◆ Aim of the exercise: When you find the word "demo" in a line of the entries, please copy the whole line.

----------

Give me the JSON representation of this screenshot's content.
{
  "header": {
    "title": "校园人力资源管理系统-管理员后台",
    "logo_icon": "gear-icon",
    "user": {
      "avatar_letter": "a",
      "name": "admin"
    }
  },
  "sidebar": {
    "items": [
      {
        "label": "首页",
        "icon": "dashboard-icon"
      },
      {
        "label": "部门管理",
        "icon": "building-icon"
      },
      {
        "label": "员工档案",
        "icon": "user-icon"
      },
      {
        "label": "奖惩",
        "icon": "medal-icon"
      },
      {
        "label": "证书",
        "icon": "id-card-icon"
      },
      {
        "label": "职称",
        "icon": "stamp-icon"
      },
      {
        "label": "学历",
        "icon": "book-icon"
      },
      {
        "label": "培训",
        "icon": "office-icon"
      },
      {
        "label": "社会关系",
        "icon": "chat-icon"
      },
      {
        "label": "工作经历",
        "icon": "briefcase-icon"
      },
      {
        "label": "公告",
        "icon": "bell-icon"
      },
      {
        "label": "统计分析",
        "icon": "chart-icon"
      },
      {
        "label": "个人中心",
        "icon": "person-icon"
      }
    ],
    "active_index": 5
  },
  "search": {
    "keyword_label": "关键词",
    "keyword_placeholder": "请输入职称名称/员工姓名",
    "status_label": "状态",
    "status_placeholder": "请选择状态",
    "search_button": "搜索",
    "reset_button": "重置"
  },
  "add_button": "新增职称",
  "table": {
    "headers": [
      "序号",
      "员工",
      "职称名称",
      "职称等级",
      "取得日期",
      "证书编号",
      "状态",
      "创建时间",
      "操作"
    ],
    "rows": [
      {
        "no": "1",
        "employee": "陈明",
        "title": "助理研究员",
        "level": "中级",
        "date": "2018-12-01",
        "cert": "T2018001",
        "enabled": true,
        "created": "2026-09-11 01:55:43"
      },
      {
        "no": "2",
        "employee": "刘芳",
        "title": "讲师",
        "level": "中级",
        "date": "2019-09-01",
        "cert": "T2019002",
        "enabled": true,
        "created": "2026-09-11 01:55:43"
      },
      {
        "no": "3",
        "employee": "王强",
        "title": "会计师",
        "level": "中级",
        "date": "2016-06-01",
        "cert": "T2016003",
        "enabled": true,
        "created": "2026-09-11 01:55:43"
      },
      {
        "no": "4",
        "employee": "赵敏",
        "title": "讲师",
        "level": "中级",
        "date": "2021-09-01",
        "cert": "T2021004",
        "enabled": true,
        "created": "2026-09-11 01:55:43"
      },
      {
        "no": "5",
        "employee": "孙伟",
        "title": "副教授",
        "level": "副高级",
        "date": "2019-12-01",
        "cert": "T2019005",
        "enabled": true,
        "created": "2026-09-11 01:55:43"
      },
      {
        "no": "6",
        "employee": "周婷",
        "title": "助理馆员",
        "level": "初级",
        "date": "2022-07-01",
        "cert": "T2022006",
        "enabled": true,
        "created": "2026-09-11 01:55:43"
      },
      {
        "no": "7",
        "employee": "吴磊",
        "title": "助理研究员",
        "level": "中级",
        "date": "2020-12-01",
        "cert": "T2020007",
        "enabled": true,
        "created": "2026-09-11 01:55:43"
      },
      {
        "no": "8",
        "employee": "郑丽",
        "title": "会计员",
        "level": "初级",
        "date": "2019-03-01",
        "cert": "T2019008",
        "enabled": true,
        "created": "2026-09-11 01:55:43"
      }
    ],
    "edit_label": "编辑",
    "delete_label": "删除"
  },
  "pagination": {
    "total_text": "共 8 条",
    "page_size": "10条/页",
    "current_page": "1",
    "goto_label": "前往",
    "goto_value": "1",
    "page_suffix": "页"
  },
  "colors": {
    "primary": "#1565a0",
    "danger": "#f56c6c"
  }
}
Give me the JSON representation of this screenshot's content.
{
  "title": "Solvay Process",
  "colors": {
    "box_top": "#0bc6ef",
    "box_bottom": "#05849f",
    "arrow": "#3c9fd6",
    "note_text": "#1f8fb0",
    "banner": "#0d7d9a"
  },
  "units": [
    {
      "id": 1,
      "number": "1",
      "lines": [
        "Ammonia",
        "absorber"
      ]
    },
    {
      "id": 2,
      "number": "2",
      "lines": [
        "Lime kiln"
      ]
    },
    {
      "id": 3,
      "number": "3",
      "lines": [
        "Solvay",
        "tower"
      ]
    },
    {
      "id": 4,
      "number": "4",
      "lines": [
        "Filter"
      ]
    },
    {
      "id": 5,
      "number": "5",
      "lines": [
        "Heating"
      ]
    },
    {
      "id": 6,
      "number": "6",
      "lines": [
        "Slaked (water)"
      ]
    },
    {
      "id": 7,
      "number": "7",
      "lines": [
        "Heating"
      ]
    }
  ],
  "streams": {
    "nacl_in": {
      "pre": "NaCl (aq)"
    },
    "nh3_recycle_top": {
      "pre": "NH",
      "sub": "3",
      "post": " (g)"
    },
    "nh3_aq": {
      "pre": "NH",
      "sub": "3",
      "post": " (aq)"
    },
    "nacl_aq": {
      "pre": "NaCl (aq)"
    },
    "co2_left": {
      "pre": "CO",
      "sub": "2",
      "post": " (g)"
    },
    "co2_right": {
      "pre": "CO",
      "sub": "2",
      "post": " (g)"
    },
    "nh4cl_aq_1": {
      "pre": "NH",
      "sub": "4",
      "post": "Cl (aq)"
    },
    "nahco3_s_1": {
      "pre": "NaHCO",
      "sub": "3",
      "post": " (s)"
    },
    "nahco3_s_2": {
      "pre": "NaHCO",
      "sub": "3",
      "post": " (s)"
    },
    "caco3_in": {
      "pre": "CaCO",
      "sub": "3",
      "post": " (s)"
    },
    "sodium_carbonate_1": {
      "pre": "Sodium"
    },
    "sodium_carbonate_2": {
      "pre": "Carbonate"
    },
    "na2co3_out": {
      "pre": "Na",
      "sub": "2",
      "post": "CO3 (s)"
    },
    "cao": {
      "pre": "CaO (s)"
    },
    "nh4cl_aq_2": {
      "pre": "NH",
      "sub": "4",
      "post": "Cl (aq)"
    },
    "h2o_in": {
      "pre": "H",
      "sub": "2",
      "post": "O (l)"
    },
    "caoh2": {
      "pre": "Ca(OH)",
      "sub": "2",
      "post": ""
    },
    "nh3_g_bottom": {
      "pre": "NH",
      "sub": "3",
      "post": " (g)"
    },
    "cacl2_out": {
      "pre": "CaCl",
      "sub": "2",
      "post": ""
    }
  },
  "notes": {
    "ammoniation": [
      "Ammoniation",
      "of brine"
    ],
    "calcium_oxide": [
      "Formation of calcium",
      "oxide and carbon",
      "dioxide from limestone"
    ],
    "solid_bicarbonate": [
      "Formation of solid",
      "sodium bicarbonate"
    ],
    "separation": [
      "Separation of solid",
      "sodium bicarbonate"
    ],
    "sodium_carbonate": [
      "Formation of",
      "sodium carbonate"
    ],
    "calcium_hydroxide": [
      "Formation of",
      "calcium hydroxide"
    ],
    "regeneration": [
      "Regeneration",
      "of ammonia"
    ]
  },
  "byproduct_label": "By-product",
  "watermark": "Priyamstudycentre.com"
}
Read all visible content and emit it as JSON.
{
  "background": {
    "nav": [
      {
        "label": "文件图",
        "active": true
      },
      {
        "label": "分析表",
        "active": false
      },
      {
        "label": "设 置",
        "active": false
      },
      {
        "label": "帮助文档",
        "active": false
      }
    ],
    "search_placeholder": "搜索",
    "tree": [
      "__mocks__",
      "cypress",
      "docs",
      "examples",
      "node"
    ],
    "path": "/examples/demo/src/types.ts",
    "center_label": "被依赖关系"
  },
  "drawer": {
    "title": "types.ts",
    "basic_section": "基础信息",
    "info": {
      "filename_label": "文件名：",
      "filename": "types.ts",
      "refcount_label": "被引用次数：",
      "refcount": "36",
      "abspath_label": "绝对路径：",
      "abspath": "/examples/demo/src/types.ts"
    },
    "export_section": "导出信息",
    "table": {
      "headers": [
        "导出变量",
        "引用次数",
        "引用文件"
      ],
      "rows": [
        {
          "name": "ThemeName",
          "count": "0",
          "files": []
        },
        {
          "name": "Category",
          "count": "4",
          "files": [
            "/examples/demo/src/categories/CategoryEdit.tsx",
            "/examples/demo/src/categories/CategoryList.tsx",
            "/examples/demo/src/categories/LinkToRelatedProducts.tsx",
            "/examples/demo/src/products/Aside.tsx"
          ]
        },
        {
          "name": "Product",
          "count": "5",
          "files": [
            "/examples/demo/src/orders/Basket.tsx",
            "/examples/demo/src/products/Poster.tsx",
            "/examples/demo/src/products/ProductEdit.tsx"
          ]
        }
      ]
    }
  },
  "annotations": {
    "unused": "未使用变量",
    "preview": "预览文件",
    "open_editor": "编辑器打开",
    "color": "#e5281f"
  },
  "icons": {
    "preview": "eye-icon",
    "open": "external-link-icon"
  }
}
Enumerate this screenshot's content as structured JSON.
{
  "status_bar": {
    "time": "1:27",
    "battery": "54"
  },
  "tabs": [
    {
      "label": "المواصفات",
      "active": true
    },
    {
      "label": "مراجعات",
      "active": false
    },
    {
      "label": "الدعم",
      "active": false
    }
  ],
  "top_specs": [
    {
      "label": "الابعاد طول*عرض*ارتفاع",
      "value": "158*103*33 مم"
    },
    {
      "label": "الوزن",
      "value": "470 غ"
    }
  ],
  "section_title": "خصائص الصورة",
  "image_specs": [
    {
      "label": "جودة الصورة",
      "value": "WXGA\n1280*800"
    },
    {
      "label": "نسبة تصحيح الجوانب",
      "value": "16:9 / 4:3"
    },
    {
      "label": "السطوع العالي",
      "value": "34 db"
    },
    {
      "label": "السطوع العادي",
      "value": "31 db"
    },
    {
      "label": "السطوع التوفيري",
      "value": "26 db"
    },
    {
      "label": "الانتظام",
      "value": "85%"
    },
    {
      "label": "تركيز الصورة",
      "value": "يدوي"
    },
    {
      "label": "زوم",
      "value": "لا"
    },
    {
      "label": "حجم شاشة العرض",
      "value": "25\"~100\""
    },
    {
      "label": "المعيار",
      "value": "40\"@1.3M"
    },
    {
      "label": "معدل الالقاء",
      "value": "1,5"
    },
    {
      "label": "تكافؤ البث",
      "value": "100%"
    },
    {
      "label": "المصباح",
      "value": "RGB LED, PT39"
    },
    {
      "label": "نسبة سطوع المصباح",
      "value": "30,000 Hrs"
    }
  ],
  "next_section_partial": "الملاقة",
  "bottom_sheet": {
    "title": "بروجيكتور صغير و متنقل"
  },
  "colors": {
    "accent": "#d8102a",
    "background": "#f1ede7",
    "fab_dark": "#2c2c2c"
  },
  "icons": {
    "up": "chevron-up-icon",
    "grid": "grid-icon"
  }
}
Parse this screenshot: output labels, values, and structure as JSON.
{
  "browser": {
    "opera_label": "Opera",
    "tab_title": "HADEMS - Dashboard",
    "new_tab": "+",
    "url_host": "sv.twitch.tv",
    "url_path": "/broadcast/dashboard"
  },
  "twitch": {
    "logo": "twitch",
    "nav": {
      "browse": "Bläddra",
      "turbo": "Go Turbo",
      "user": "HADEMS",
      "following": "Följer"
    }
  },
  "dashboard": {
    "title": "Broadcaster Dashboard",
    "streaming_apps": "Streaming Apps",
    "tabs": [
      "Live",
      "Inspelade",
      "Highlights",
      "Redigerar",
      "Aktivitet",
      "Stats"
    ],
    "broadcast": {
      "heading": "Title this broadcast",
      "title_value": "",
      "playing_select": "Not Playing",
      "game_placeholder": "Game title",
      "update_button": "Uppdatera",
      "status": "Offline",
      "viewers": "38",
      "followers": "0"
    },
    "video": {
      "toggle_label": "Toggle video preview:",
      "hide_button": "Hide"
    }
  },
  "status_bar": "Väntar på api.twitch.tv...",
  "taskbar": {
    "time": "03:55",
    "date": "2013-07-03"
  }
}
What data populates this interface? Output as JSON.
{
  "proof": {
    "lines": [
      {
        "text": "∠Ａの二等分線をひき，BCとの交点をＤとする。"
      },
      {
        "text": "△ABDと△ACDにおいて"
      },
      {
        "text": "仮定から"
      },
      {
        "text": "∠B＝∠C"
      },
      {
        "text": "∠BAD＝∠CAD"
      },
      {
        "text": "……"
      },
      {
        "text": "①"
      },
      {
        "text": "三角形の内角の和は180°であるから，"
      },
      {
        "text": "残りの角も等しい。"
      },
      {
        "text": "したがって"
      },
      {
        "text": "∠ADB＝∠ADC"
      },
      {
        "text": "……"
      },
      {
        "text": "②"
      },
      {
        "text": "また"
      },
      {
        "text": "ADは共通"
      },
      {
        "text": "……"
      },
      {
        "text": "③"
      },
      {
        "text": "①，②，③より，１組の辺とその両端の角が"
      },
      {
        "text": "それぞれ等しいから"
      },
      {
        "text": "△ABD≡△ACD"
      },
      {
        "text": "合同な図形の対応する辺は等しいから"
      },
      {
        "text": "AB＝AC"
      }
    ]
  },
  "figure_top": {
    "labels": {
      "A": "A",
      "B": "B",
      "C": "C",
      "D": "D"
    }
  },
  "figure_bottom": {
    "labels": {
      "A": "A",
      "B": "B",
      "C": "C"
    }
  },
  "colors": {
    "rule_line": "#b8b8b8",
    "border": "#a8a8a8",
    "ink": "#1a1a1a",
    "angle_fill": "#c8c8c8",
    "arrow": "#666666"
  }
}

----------

◆ Response to the exercise:
    "path": "/examples/demo/src/types.ts",
      "abspath": "/examples/demo/src/types.ts"
            "/examples/demo/src/categories/CategoryEdit.tsx",
            "/examples/demo/src/categories/CategoryList.tsx",
            "/examples/demo/src/categories/LinkToRelatedProducts.tsx",
            "/examples/demo/src/products/Aside.tsx"
            "/examples/demo/src/orders/Basket.tsx",
            "/examples/demo/src/products/Poster.tsx",
            "/examples/demo/src/products/ProductEdit.tsx"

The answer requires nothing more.